Lowered 30 metres below ground by a specialist crane, which can bear the weight of up to 42 African elephants at once, the TBM will now begin munching more than 850 metres over the next six months – the length of more than nine nearby West Ham football pitches.

When she reappears in May, the TBM will have bored a three-metre wide tunnel under Europe’s largest sewage works to connect the existing Lee Tunnel to the future Thames Tideway Tunnel.

Mark Morrison, senior project manager, said: “Our new tunnel will play a crucial role in relieving the future Thames Tideway Tunnel of sewage and rainwater at times of extreme high flows, preventing damage to the environment.”

Tunnel to have crucial role in removing wastewater during extreme high flows

(Above: The machine being lowered down the shaft) 

Before being lowered into position, the team met to name the machine ‘Susie’, after long-serving employee Alan Crump’s wife.

Delivery manager, Steve Wilkinson, said: “It’s a great choice of name and a fantastic recognition of Alan’s long and dedicated service, which pre-dates Thames Water as a company! Alan joined in 1972, two years before the Thames Water Authority came into being.”

It took the team more than three hours to first carry out a practice lift, before rigging ‘Susie’ up to a harness and carrying out a precision lift down into the purpose-built eight metre wide shaft.

The team are now preparing for their first stint, and will connect a conveyer belt to the rear as they go, which will remove the soil being excavated.

Specialists will ‘drive’ the machine from an in-built cab and will use laser technology to ensure the machine stays on its designated route.

Thames Water’s site at Beckton treats the waste of nearly four million people, which equates to approximately 1.1million cubic metres of wastewater a day.

It became part of Sir Joseph Bazalgette’s network in the 1860’s and has since been redeveloped and expanded a number of times to accommodate the needs of a growing population.

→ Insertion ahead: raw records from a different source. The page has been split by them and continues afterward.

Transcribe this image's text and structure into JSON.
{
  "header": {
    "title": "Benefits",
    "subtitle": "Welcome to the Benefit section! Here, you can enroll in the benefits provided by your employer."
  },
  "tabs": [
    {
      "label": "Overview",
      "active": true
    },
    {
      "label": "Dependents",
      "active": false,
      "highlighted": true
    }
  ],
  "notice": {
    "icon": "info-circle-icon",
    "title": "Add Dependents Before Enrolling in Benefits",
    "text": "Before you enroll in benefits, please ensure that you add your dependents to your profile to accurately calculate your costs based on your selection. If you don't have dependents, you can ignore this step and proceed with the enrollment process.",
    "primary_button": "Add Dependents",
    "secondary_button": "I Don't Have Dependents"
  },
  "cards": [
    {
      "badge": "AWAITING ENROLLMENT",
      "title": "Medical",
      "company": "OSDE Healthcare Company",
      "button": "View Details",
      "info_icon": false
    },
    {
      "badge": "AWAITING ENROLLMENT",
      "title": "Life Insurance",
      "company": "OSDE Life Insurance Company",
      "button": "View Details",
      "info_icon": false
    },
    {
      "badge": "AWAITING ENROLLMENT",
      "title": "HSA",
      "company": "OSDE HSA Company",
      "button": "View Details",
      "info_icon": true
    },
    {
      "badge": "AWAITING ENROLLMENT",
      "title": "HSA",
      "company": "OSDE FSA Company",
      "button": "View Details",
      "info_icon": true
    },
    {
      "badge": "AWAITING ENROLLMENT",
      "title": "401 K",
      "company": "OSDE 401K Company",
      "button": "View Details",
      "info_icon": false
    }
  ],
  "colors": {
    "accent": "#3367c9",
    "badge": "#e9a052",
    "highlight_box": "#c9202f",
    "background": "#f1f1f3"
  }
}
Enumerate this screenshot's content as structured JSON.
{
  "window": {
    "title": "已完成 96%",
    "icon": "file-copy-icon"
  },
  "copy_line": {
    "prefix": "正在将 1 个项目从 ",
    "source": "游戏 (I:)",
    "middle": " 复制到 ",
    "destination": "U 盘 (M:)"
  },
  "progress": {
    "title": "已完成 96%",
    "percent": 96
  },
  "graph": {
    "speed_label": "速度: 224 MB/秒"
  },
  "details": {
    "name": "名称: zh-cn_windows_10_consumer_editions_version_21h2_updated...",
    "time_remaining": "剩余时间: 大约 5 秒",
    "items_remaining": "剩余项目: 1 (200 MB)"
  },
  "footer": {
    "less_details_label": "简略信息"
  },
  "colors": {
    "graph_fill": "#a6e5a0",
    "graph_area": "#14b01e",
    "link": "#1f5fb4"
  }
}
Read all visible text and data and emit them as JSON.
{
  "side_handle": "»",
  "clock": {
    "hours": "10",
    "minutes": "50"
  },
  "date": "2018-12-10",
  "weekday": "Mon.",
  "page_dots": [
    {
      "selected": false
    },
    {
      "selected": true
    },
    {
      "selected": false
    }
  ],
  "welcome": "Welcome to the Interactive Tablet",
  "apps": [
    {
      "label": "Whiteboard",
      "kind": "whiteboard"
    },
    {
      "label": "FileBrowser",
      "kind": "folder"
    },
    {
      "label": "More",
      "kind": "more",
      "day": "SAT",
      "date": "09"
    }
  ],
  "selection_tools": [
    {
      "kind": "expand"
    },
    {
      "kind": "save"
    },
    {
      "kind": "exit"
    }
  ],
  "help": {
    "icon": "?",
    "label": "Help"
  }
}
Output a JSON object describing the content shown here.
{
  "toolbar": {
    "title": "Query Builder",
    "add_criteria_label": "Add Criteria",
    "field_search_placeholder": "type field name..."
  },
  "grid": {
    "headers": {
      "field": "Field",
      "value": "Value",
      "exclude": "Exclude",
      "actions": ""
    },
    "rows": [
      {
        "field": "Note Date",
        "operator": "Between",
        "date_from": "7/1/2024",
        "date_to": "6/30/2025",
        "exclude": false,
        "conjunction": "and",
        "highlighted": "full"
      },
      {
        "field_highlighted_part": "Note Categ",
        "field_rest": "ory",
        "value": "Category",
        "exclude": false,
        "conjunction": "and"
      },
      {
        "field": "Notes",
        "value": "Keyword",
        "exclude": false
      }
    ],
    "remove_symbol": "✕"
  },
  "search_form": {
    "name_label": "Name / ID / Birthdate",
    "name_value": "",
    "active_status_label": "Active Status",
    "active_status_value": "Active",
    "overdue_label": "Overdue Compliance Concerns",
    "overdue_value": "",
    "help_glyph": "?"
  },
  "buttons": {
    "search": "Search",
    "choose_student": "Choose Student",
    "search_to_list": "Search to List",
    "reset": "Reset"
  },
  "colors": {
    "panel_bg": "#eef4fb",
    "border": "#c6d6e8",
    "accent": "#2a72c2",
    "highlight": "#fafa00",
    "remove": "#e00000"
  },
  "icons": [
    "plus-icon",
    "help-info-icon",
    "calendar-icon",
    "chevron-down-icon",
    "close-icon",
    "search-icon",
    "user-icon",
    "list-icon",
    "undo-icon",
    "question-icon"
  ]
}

(Below: The team in front of the machine at the official naming ceremony)

Tunnel to have crucial role in removing wastewater during extreme high flows